- _WORK TO BE COMPLETED_
Check each line of the entries below for the word "color", and copy the lines that have it.

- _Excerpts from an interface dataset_
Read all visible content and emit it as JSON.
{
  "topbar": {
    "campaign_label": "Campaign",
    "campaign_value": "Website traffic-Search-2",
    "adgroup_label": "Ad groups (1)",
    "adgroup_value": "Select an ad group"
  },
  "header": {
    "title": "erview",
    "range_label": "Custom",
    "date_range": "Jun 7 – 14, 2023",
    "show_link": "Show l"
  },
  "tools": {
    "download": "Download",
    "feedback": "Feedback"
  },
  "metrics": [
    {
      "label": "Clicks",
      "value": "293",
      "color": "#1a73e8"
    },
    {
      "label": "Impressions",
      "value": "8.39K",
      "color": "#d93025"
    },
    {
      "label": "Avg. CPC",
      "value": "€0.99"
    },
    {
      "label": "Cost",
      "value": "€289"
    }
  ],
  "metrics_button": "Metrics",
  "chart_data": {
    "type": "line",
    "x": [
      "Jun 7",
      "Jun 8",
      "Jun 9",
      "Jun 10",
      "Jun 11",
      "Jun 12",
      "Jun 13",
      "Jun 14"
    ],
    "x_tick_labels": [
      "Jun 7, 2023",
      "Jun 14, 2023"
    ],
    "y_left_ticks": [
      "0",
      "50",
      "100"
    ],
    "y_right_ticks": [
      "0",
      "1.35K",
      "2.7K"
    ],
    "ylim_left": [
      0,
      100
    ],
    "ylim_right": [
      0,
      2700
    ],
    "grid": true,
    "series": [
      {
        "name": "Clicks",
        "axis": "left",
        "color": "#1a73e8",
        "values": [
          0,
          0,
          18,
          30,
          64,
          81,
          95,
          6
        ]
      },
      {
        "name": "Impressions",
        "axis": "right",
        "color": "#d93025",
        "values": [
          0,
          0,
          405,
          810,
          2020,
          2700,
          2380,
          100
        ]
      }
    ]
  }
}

- _EXERCISE SOLUTION_
      "color": "#1a73e8"
      "color": "#d93025"
        "color": "#1a73e8",
        "color": "#d93025",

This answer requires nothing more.